What Is Vesneo?
Vesneo (latanoprostene bunod) is an experimental glaucoma medication developed by French pharmaceutical firm Nicox. Described as a “nitric oxide-donating prostaglandin F2-alpha analog” it is essentially a prostaglandin analog “plus”. Prostaglanding analogs such as Xalatan® (latanoprost), Lumigan® (bimatoprost), Travatan-Z® (travoprost), and Zioptan™ (tafluprost) work by opening the uveoscleral pathway through which aqueous fluid can leave the eye.
Nitric oxide is a free-radical that can induce oxidative damage and result in death of the retinal ganglion cells. Why, then, would a drug company want to create a glaucoma medication that “donates” nitric oxide? Wouldn’t it make sense to instead create a nitric oxide “stealing” or “scavenging” molecule?
As with most things in physiology, nitric oxide is neither “good” nor “bad” for the optic nerve. Rather, like red wine, its function depends upon when, where, and how much of it is available. Indeed, it was even named “Molecule of the Year” in 1992 and a Nobel Prize was awarded in 1998 for research about nitric oxide.
Nitric oxide is used by cells to “signal” or communicate with each other. Additionally, it has a powerful dilating effect on blood vessels. Inadequate blood supply to the optic nerve may play a role in glaucoma. Thus, it makes sense that molecules with the ability to modify blood supply could have a beneficial effect in the treatment of glaucoma.
Initial Glaucoma Study Results of Vesneo (latanoprostene bunod)
According to a recent press release of Nicox’s “Phase 3” study, Vesneo (latanoprostene bunod) used once daily (QD) was compared against timolol maleate 0.5% used twice daily. Over eight hundred patients were enrolled in this study. Vesneo (latanoprostene bunod) was demonstrated to be “non-inferior” to timolol. That essentially means that it worked at least as well as timolol.
In study participants using Vesneo (latanoprostene bunod) a reduction in average intraocular pressure (IOP) of 7.5 to 9.1 mmHg from baseline was noted between 2 and 12 weeks of treatment. This IOP effect was statistically superior (p < 0.05) to timolol. There were no “significant safety findings” in this study.

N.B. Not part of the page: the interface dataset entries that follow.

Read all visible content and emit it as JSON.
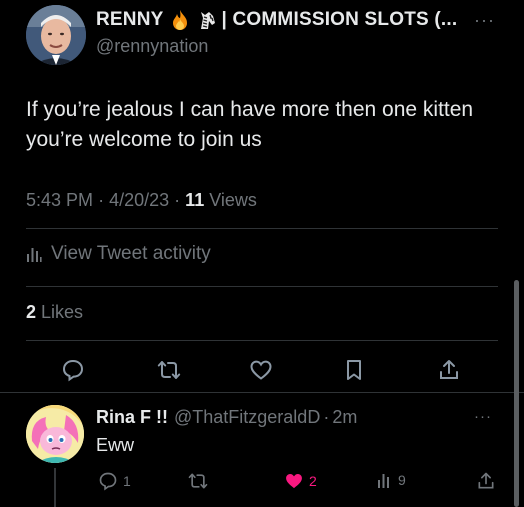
{
  "tweet": {
    "display_name": "RENNY",
    "display_name_suffix": "| COMMISSION SLOTS (...",
    "handle": "@rennynation",
    "text": "If you’re jealous I can have more then one kitten you’re welcome to join us",
    "time": "5:43 PM",
    "date": "4/20/23",
    "separator": "·",
    "views_count": "11",
    "views_label": "Views",
    "activity_label": "View Tweet activity",
    "likes_count": "2",
    "likes_label": "Likes",
    "more": "···"
  },
  "reply": {
    "display_name": "Rina F !!",
    "handle": "@ThatFitzgeraldD",
    "separator": "·",
    "age": "2m",
    "text": "Eww",
    "reply_count": "1",
    "like_count": "2",
    "views_count": "9",
    "more": "···"
  },
  "colors": {
    "background": "#000000",
    "text": "#e7e9ea",
    "muted": "#71767b",
    "divider": "#2f3336",
    "like": "#f91880"
  },
  "icons": [
    "fire-icon",
    "zebra-icon",
    "more-icon",
    "activity-chart-icon",
    "reply-icon",
    "retweet-icon",
    "like-icon",
    "bookmark-icon",
    "share-icon"
  ]
}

Nonetheless, as this was a very short evaluation period I would not expect the usual prostaglandin analog side effects to appear so soon. Given time I would imagine that Vesneo (latanoprostene bunod) will exhibit lash growth, iris color change, as well as darkening and tightening of the eyelids as is typical of the prostaglandin analog class of glaucoma medications. Time will tell…
The prostaglandin analog class of glaucoma medications is one of the most effective at controlling IOP. In theory a drug that is effective at both improving uveoscleral outflow and improving blood flow to the optic nerve would be a welcome addition to currently available glaucoma treatments. Early results of Vesneo (latanoprostene bunod) are promising and will hopefully be supported by longer term studies.
- Culotta, Elizabeth and Koshland, Daniel E. Jr (1992). “NO news is good news”. Science 258 (5090): 1862–1864.
- Stryer, Lubert (1995). Biochemistry, 4th Edition. W.H. Freeman and Company. p. 732.
David Richardson, MD
Medical Director, San Marino Eye
David Richardson, MD is widely recognized as one of the top cataract and glaucoma surgeons in the US and is among an elite group of glaucoma surgeons in the country performing the highly specialized canaloplasty procedure. Morever, Dr. Richardson is one of only a few surgeons in the greater Los Angeles area that performs Micropulse® "Cyclophotocoagulation" (MP3) glaucoma laser surgery. Dr. Richardson graduated Magna Cum Laude from University of Southern California and earned his Medical Degree from Harvard Medical School. He completed his ophthalmology residency at the LAC+USC Medical Center/ Doheny Institute. Dr. David Richardson is also an Adjunct Assistant Professor of Clinical Ophthalmology at Keck School of Medicine of USC. Twice weekly, he treats veterans at the VA Greater Los Angeles Veterans Healthcare System. → Learn more about Dr. David Richardson